Year: 1996
Directed by: Robert Rodriguez
Starring: Harvey Keitel, George Clooney, Juliette Lewis, Quentin Tarantino, Salma Hayek, Danny Trejo

Written by Elena Morgan

Criminal brothers Seth and Richie Gecko (George Clooney and Quentin Tarantino) and their hostages, a faithless preacher (Harvey Keitel) and his two children, are on the run to the border. They stop at a popular bar, not aware that it’s run by vampires, and soon they are unlikely allies as they fight to survive the night.

Directed by Robert Rodriguez with a screenplay by Quentin Tarantino, ‘From Dusk Till Dawn’ is an interesting film. The first hour is like a crime thriller and then when the motley crew encounters the vampires, it turns on its head and becomes a horror film. Both Rodriguez’s and Tarantino’s fingerprints are all over this film. Danny Trejo and Salma Hayek, two actors who appear in a fair few Rodriguez films, both make appearances and the script is full of fast-talking characters courtesy of Tarantino, and there’s plenty of bloodshed courtesy of both of them.

Clooney is equal parts cool and dangerous as Seth, while Tarantino’s Richie is a loose cannon, and his infatuation with women is not only alarming for the audience, but it’s something that causes problems for Seth. Personally, I couldn’t stand Richie. His attitude towards women was awful, leering at the preacher’s presumably teenage daughter, and based on odd lines from Seth, it seemed like he was prone to attacking/killing women. He comes across a lot younger than he is, like he needs Seth guidance or else he acts out, which then makes his actions even more disturbing.

The makeup and combination of practical effects and CGI on the vampires is fantastic. They are horrible, disgusting looking creatures and the mix of make up and computer effects when a person transforms into a vampire is unsettling. They look more like demons than the “classic” and almost sophisticated vampires you think of.

The showdown with the vampires is fun, gruesome and exciting. The innovative ways the gang make the typical vampire killing devices like holy water, crosses and stakes, is a lot of fun. As is when everyone decides unanimously that while it’s unbelievable, they are indeed dealing with vampires. It’s an interesting twist that instead of being in denial about what they’re seeing and experiencing, they just get on with it and get on with trying to survive any way they know how.

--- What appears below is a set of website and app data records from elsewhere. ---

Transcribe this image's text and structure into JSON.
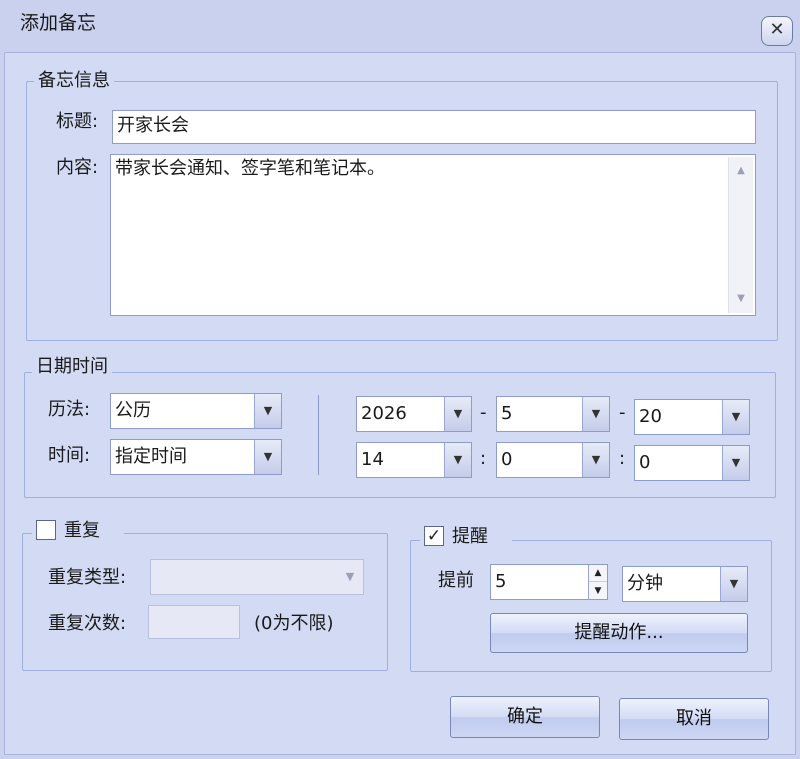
{
  "window": {
    "title": "添加备忘",
    "close_glyph": "✕"
  },
  "memo_info": {
    "legend": "备忘信息",
    "title_label": "标题:",
    "title_value": "开家长会",
    "content_label": "内容:",
    "content_value": "带家长会通知、签字笔和笔记本。"
  },
  "datetime": {
    "legend": "日期时间",
    "calendar_label": "历法:",
    "calendar_value": "公历",
    "time_label": "时间:",
    "time_value": "指定时间",
    "year": "2026",
    "month": "5",
    "day": "20",
    "hour": "14",
    "minute": "0",
    "second": "0",
    "date_sep": "-",
    "time_sep": ":"
  },
  "repeat": {
    "legend": "重复",
    "checked": false,
    "type_label": "重复类型:",
    "type_value": "",
    "count_label": "重复次数:",
    "count_value": "",
    "count_hint": "(0为不限)"
  },
  "reminder": {
    "legend": "提醒",
    "checked": true,
    "check_glyph": "✓",
    "advance_label": "提前",
    "advance_value": "5",
    "unit_value": "分钟",
    "action_button": "提醒动作..."
  },
  "buttons": {
    "ok": "确定",
    "cancel": "取消"
  },
  "icons": {
    "dropdown": "▼",
    "scroll_up": "▲",
    "scroll_down": "▼",
    "spin_up": "▲",
    "spin_down": "▼"
  }
}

I kind of wish I’d gone into ‘From Dusk Till Dawn‘ not knowing this crime film turns into a horror film with vampires, as I was just waiting for the vampires to appear and was surprised by how long that took. But as the genre shift seems to be the films unique selling point, the reveal is in the trailer and on the DVD case, that’s unlikely ever to happen. But I’d be interested to hear from anyone who went into this film completely blind.

From Dusk Till Dawn is an interesting blend of crime and horror, it’s unpredictable, gory and George Clooney has probably never been cooler as he is here as Seth Gecko.

ELENA’S RATING:

3-5